To involve our boys in the process we thought it would be fun to go look at some new travel trailers to see what floor plans we like and think would work to actually live in for a year. The reality is the majority of travel trailers are not intended to live in as a primary dwelling. There are some, but they are designed with the retired couple in mind. So we walked to B.Young RV, it’s not too far from where we live, and it was a nice day for a walk. Some of the features that are important to us are storage, room for individual space, and functional kitchen and bathroom.

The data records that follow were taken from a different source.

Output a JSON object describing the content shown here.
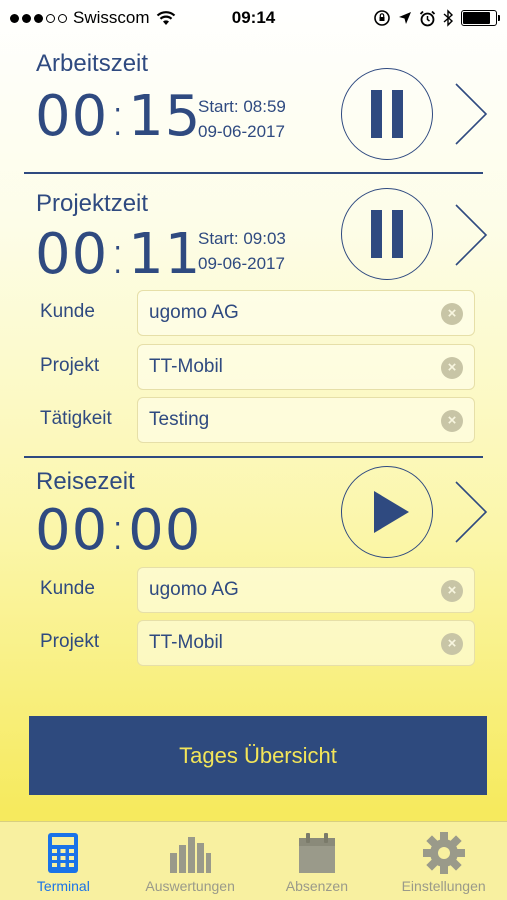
{
  "status_bar": {
    "carrier": "Swisscom",
    "time": "09:14",
    "signal_dots_filled": 3,
    "signal_dots_total": 5,
    "battery_level": 0.85
  },
  "arbeitszeit": {
    "title": "Arbeitszeit",
    "elapsed_hours": "00",
    "elapsed_minutes": "15",
    "start_label": "Start: 08:59",
    "start_date": "09-06-2017",
    "button_icon": "pause-icon"
  },
  "projektzeit": {
    "title": "Projektzeit",
    "elapsed_hours": "00",
    "elapsed_minutes": "11",
    "start_label": "Start: 09:03",
    "start_date": "09-06-2017",
    "button_icon": "pause-icon",
    "fields": [
      {
        "label": "Kunde",
        "value": "ugomo AG"
      },
      {
        "label": "Projekt",
        "value": "TT-Mobil"
      },
      {
        "label": "Tätigkeit",
        "value": "Testing"
      }
    ]
  },
  "reisezeit": {
    "title": "Reisezeit",
    "elapsed_hours": "00",
    "elapsed_minutes": "00",
    "button_icon": "play-icon",
    "fields": [
      {
        "label": "Kunde",
        "value": "ugomo AG"
      },
      {
        "label": "Projekt",
        "value": "TT-Mobil"
      }
    ]
  },
  "overview_button": {
    "label": "Tages Übersicht"
  },
  "tabs": [
    {
      "label": "Terminal",
      "icon": "calculator-icon",
      "active": true
    },
    {
      "label": "Auswertungen",
      "icon": "bar-chart-icon",
      "active": false
    },
    {
      "label": "Absenzen",
      "icon": "calendar-icon",
      "active": false
    },
    {
      "label": "Einstellungen",
      "icon": "gear-icon",
      "active": false
    }
  ],
  "colors": {
    "primary": "#2f4a80",
    "accent_text": "#f3e559",
    "active_tab": "#1a73e8",
    "inactive_tab": "#9a9a8a"
  }
}
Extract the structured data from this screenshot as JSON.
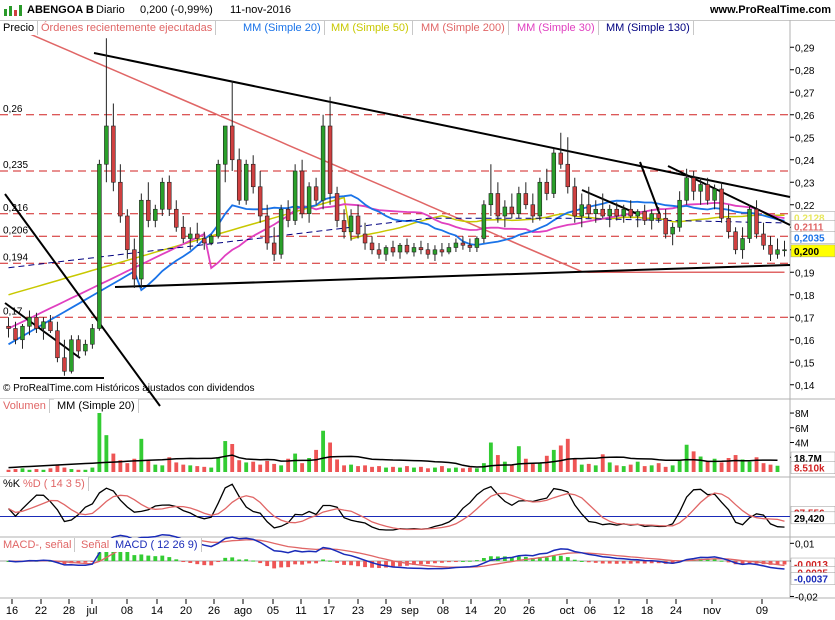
{
  "top_bar": {
    "ticker": "ABENGOA B",
    "period": "Diario",
    "last": "0,200 (-0,99%)",
    "date": "11-nov-2016",
    "site": "www.ProRealTime.com"
  },
  "price_panel": {
    "labels": [
      "Precio",
      "Órdenes recientemente ejecutadas",
      "MM (Simple 20)",
      "MM (Simple 50)",
      "MM (Simple 200)",
      "MM (Simple 30)",
      "MM (Simple 130)"
    ],
    "label_colors": [
      "#000000",
      "#e06666",
      "#1a73e8",
      "#c8c800",
      "#e06666",
      "#e040c0",
      "#000080"
    ],
    "credit": "© ProRealTime.com Históricos ajustados con dividendos",
    "axis_ticks": [
      "0,29",
      "0,28",
      "0,27",
      "0,26",
      "0,25",
      "0,24",
      "0,23",
      "0,22",
      "0,21",
      "0,2",
      "0,19",
      "0,18",
      "0,17",
      "0,16",
      "0,15",
      "0,14"
    ],
    "axis_tick_values": [
      0.29,
      0.28,
      0.27,
      0.26,
      0.25,
      0.24,
      0.23,
      0.22,
      0.21,
      0.2,
      0.19,
      0.18,
      0.17,
      0.16,
      0.15,
      0.14
    ],
    "ref_levels": [
      {
        "label": "0,26",
        "value": 0.26
      },
      {
        "label": "0,235",
        "value": 0.235
      },
      {
        "label": "0,216",
        "value": 0.216
      },
      {
        "label": "0,206",
        "value": 0.206
      },
      {
        "label": "0,194",
        "value": 0.194
      },
      {
        "label": "0,17",
        "value": 0.17
      }
    ],
    "value_tags": [
      {
        "label": "0,2128",
        "value": 0.2128,
        "color": "#e8e860"
      },
      {
        "label": "0,2111",
        "value": 0.2111,
        "color": "#e06666"
      },
      {
        "label": "0,2035",
        "value": 0.2035,
        "color": "#1a73e8"
      },
      {
        "label": "0,200",
        "value": 0.2,
        "color": "#ffff00"
      }
    ]
  },
  "volume_panel": {
    "labels": [
      "Volumen",
      "MM (Simple 20)"
    ],
    "axis_ticks": [
      "8M",
      "6M",
      "4M",
      "2M"
    ],
    "axis_tick_values": [
      8,
      6,
      4,
      2
    ],
    "value_tags": [
      {
        "label": "18,7M",
        "value": 1.9
      },
      {
        "label": "8.510k",
        "value": 0.85
      }
    ]
  },
  "stoch_panel": {
    "labels": [
      "%K",
      "%D ( 14 3 5)"
    ],
    "value_tags": [
      {
        "label": "37,556",
        "value": 37.556
      },
      {
        "label": "29,420",
        "value": 29.42
      }
    ]
  },
  "macd_panel": {
    "labels": [
      "MACD-, señal",
      "Señal",
      "MACD ( 12 26 9)"
    ],
    "axis_ticks": [
      "0,01",
      "0",
      "-0,02"
    ],
    "axis_tick_values": [
      0.01,
      0,
      -0.02
    ],
    "value_tags": [
      {
        "label": "-0,0013",
        "value": -0.0013
      },
      {
        "label": "-0,0025",
        "value": -0.0025
      },
      {
        "label": "-0,0037",
        "value": -0.0037
      }
    ]
  },
  "x_axis": {
    "labels": [
      "16",
      "22",
      "28",
      "jul",
      "08",
      "14",
      "20",
      "26",
      "ago",
      "05",
      "11",
      "17",
      "23",
      "29",
      "sep",
      "08",
      "14",
      "20",
      "26",
      "oct",
      "06",
      "12",
      "18",
      "24",
      "nov",
      "09"
    ]
  },
  "chart_data": {
    "type": "candlestick",
    "title": "ABENGOA B Diario",
    "ylim": [
      0.135,
      0.295
    ],
    "ohlc": [
      [
        0.166,
        0.17,
        0.161,
        0.165
      ],
      [
        0.165,
        0.168,
        0.158,
        0.16
      ],
      [
        0.16,
        0.167,
        0.156,
        0.166
      ],
      [
        0.166,
        0.173,
        0.162,
        0.17
      ],
      [
        0.17,
        0.172,
        0.163,
        0.165
      ],
      [
        0.165,
        0.17,
        0.16,
        0.168
      ],
      [
        0.168,
        0.171,
        0.163,
        0.164
      ],
      [
        0.164,
        0.168,
        0.15,
        0.152
      ],
      [
        0.152,
        0.16,
        0.144,
        0.146
      ],
      [
        0.146,
        0.162,
        0.145,
        0.16
      ],
      [
        0.16,
        0.162,
        0.152,
        0.155
      ],
      [
        0.155,
        0.16,
        0.153,
        0.158
      ],
      [
        0.158,
        0.167,
        0.156,
        0.165
      ],
      [
        0.165,
        0.24,
        0.164,
        0.238
      ],
      [
        0.238,
        0.294,
        0.23,
        0.255
      ],
      [
        0.255,
        0.265,
        0.226,
        0.23
      ],
      [
        0.23,
        0.238,
        0.212,
        0.215
      ],
      [
        0.215,
        0.218,
        0.196,
        0.2
      ],
      [
        0.2,
        0.205,
        0.183,
        0.187
      ],
      [
        0.187,
        0.225,
        0.183,
        0.222
      ],
      [
        0.222,
        0.23,
        0.21,
        0.213
      ],
      [
        0.213,
        0.22,
        0.21,
        0.218
      ],
      [
        0.218,
        0.232,
        0.215,
        0.23
      ],
      [
        0.23,
        0.233,
        0.215,
        0.218
      ],
      [
        0.218,
        0.222,
        0.208,
        0.21
      ],
      [
        0.21,
        0.215,
        0.203,
        0.205
      ],
      [
        0.205,
        0.21,
        0.2,
        0.207
      ],
      [
        0.207,
        0.212,
        0.203,
        0.205
      ],
      [
        0.205,
        0.208,
        0.2,
        0.203
      ],
      [
        0.203,
        0.207,
        0.202,
        0.206
      ],
      [
        0.206,
        0.24,
        0.205,
        0.238
      ],
      [
        0.238,
        0.25,
        0.23,
        0.255
      ],
      [
        0.255,
        0.275,
        0.235,
        0.24
      ],
      [
        0.24,
        0.245,
        0.22,
        0.222
      ],
      [
        0.222,
        0.24,
        0.22,
        0.238
      ],
      [
        0.238,
        0.242,
        0.225,
        0.228
      ],
      [
        0.228,
        0.235,
        0.212,
        0.215
      ],
      [
        0.215,
        0.22,
        0.2,
        0.203
      ],
      [
        0.203,
        0.21,
        0.195,
        0.198
      ],
      [
        0.198,
        0.22,
        0.196,
        0.218
      ],
      [
        0.218,
        0.222,
        0.21,
        0.213
      ],
      [
        0.213,
        0.238,
        0.211,
        0.235
      ],
      [
        0.235,
        0.24,
        0.214,
        0.216
      ],
      [
        0.216,
        0.23,
        0.212,
        0.228
      ],
      [
        0.228,
        0.232,
        0.22,
        0.222
      ],
      [
        0.222,
        0.26,
        0.218,
        0.255
      ],
      [
        0.255,
        0.268,
        0.22,
        0.225
      ],
      [
        0.225,
        0.228,
        0.21,
        0.213
      ],
      [
        0.213,
        0.218,
        0.205,
        0.208
      ],
      [
        0.208,
        0.218,
        0.204,
        0.215
      ],
      [
        0.215,
        0.22,
        0.205,
        0.207
      ],
      [
        0.207,
        0.212,
        0.2,
        0.203
      ],
      [
        0.203,
        0.206,
        0.198,
        0.2
      ],
      [
        0.2,
        0.203,
        0.196,
        0.198
      ],
      [
        0.198,
        0.202,
        0.195,
        0.201
      ],
      [
        0.201,
        0.204,
        0.197,
        0.199
      ],
      [
        0.199,
        0.203,
        0.196,
        0.202
      ],
      [
        0.202,
        0.205,
        0.198,
        0.199
      ],
      [
        0.199,
        0.203,
        0.197,
        0.201
      ],
      [
        0.201,
        0.204,
        0.198,
        0.2
      ],
      [
        0.2,
        0.203,
        0.196,
        0.198
      ],
      [
        0.198,
        0.202,
        0.195,
        0.2
      ],
      [
        0.2,
        0.203,
        0.197,
        0.199
      ],
      [
        0.199,
        0.203,
        0.198,
        0.201
      ],
      [
        0.201,
        0.205,
        0.199,
        0.203
      ],
      [
        0.203,
        0.206,
        0.2,
        0.202
      ],
      [
        0.202,
        0.205,
        0.199,
        0.201
      ],
      [
        0.201,
        0.206,
        0.199,
        0.205
      ],
      [
        0.205,
        0.222,
        0.203,
        0.22
      ],
      [
        0.22,
        0.238,
        0.215,
        0.225
      ],
      [
        0.225,
        0.23,
        0.212,
        0.215
      ],
      [
        0.215,
        0.222,
        0.21,
        0.219
      ],
      [
        0.219,
        0.225,
        0.214,
        0.216
      ],
      [
        0.216,
        0.228,
        0.214,
        0.225
      ],
      [
        0.225,
        0.23,
        0.218,
        0.22
      ],
      [
        0.22,
        0.225,
        0.212,
        0.215
      ],
      [
        0.215,
        0.232,
        0.213,
        0.23
      ],
      [
        0.23,
        0.236,
        0.222,
        0.225
      ],
      [
        0.225,
        0.245,
        0.223,
        0.243
      ],
      [
        0.243,
        0.252,
        0.236,
        0.238
      ],
      [
        0.238,
        0.25,
        0.225,
        0.228
      ],
      [
        0.228,
        0.232,
        0.212,
        0.215
      ],
      [
        0.215,
        0.225,
        0.21,
        0.22
      ],
      [
        0.22,
        0.228,
        0.214,
        0.216
      ],
      [
        0.216,
        0.222,
        0.212,
        0.218
      ],
      [
        0.218,
        0.225,
        0.214,
        0.215
      ],
      [
        0.215,
        0.22,
        0.21,
        0.218
      ],
      [
        0.218,
        0.221,
        0.213,
        0.215
      ],
      [
        0.215,
        0.22,
        0.212,
        0.218
      ],
      [
        0.218,
        0.222,
        0.214,
        0.215
      ],
      [
        0.215,
        0.218,
        0.21,
        0.217
      ],
      [
        0.217,
        0.22,
        0.211,
        0.213
      ],
      [
        0.213,
        0.218,
        0.209,
        0.216
      ],
      [
        0.216,
        0.219,
        0.212,
        0.214
      ],
      [
        0.214,
        0.218,
        0.205,
        0.207
      ],
      [
        0.207,
        0.212,
        0.202,
        0.21
      ],
      [
        0.21,
        0.226,
        0.208,
        0.222
      ],
      [
        0.222,
        0.236,
        0.22,
        0.232
      ],
      [
        0.232,
        0.235,
        0.222,
        0.226
      ],
      [
        0.226,
        0.232,
        0.22,
        0.229
      ],
      [
        0.229,
        0.232,
        0.22,
        0.222
      ],
      [
        0.222,
        0.229,
        0.218,
        0.227
      ],
      [
        0.227,
        0.23,
        0.212,
        0.214
      ],
      [
        0.214,
        0.22,
        0.205,
        0.208
      ],
      [
        0.208,
        0.21,
        0.198,
        0.2
      ],
      [
        0.2,
        0.21,
        0.196,
        0.205
      ],
      [
        0.205,
        0.22,
        0.203,
        0.218
      ],
      [
        0.218,
        0.222,
        0.205,
        0.207
      ],
      [
        0.207,
        0.212,
        0.2,
        0.202
      ],
      [
        0.202,
        0.206,
        0.195,
        0.198
      ],
      [
        0.198,
        0.205,
        0.196,
        0.2
      ],
      [
        0.2,
        0.204,
        0.197,
        0.2
      ]
    ],
    "volume_millions": [
      0.3,
      0.4,
      0.5,
      0.3,
      0.4,
      0.3,
      0.5,
      0.9,
      0.6,
      0.4,
      0.3,
      0.3,
      0.6,
      8.5,
      5.0,
      2.5,
      1.6,
      1.2,
      1.8,
      4.5,
      1.5,
      1.0,
      0.9,
      2.0,
      1.3,
      1.0,
      0.9,
      0.8,
      0.7,
      0.6,
      2.0,
      4.2,
      3.8,
      1.6,
      1.3,
      1.4,
      1.0,
      1.5,
      1.1,
      0.9,
      1.8,
      2.5,
      1.2,
      1.9,
      3.0,
      5.6,
      4.0,
      1.7,
      0.9,
      1.0,
      0.8,
      0.9,
      0.7,
      0.8,
      0.6,
      0.7,
      0.6,
      0.8,
      0.6,
      0.7,
      0.5,
      0.6,
      0.8,
      0.5,
      0.6,
      0.5,
      0.6,
      0.5,
      1.2,
      4.0,
      2.3,
      1.4,
      1.0,
      3.5,
      1.8,
      1.1,
      1.3,
      2.2,
      3.0,
      3.6,
      4.5,
      1.9,
      1.0,
      1.1,
      0.9,
      2.4,
      1.3,
      0.9,
      0.8,
      1.0,
      1.4,
      0.8,
      0.9,
      1.2,
      0.7,
      0.9,
      1.6,
      3.7,
      2.8,
      2.1,
      1.5,
      1.8,
      1.3,
      1.9,
      2.3,
      1.7,
      1.4,
      2.0,
      1.2,
      1.0,
      0.85
    ]
  }
}
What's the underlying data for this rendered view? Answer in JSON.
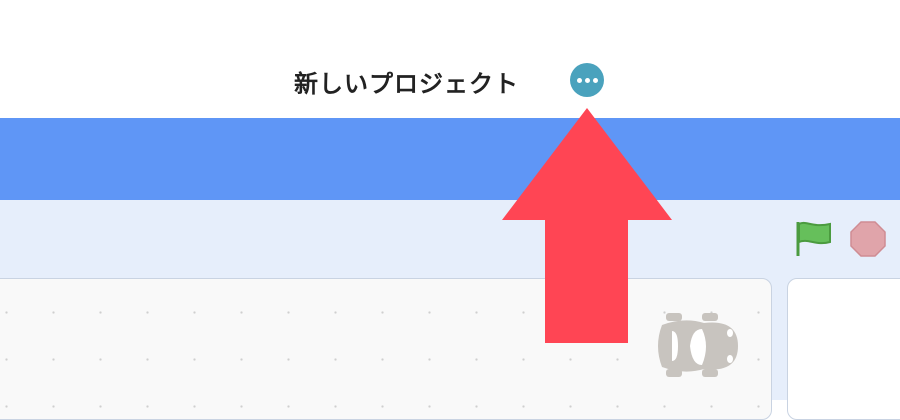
{
  "header": {
    "title": "新しいプロジェクト",
    "more_button": "more-icon"
  },
  "colors": {
    "menu_bar": "#5f96f6",
    "toolbar": "#e6eefb",
    "annotation_arrow": "#ff4554",
    "more_button": "#4aa2bd"
  },
  "toolbar": {
    "go_icon": "green-flag-icon",
    "stop_icon": "stop-icon"
  },
  "sprite": {
    "icon": "car-icon"
  }
}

The first trailer we looked at pushed the upper limits of our budget At 31 feet my wife said “I’m not sure this is big enough, I’ve seen trailer floor plans with more floor space in the bedroom.” Our two older boys were impressed that there was space for 2 TV’s and immediately commented how this would work great with the Xbox. They were ready to buy, not caring about how their belongings would fit, as long as the Xbox fit.
We toured several other models and floor plans, in fact we looked at every model they had available. We found one that that we all saw the potential. It met all the requirements we have in a year long road trip, except it is not even close to our budget. It was a 39 foot toy hauler starting at $90K.
This trailer has 4 queen size beds. Perfect for a family of 5. Because it’s a toy hauler there is lots of open space, well and it’s nearly 40 feet long.
Besides the fact that we would need to sell our house, which is not part of our plan, and purchase a semi-truck to pull it, it was perfect. I have to admit the the trim, the space, and the design were impressive.
The kitchen isn’t quite a full size, but it definitely rivals a apartment size kitchen. Yeah, this would work for a year.
The bedroom had lots of closet space compared to many travel trailers I’ve seen.
It’s tough to see the top of the line trailer, and then work your way down to reality.
We all know that it’s important to have a first aid kit located in our truck and travel trailer. It’s a best practice to be prepared, because who knows when an accident will happen. It’s not like we plan on slipping, tripping, or not paying attention, then a injury happens.
If you’re like me you probably have your cell phone with you most places you go. If it’s a smart phone (android or iphone) there is a app that I think is worthwhile, it’s called itriage. The following video by healthagen will give you a good overview of what itriage can do.
This app could be very helpful when you are away from home and not familiar with the community you’re visiting. It can help you find medical facilities in situations where you need medical help, but it’s not necessary to dial 911. It can help you figure out if you should call 911, or visit your family doctor when you get back home. This is a great app not only for a vacation or camping trip, but while you are home too.
Do you use this app? Do you use any other app like it?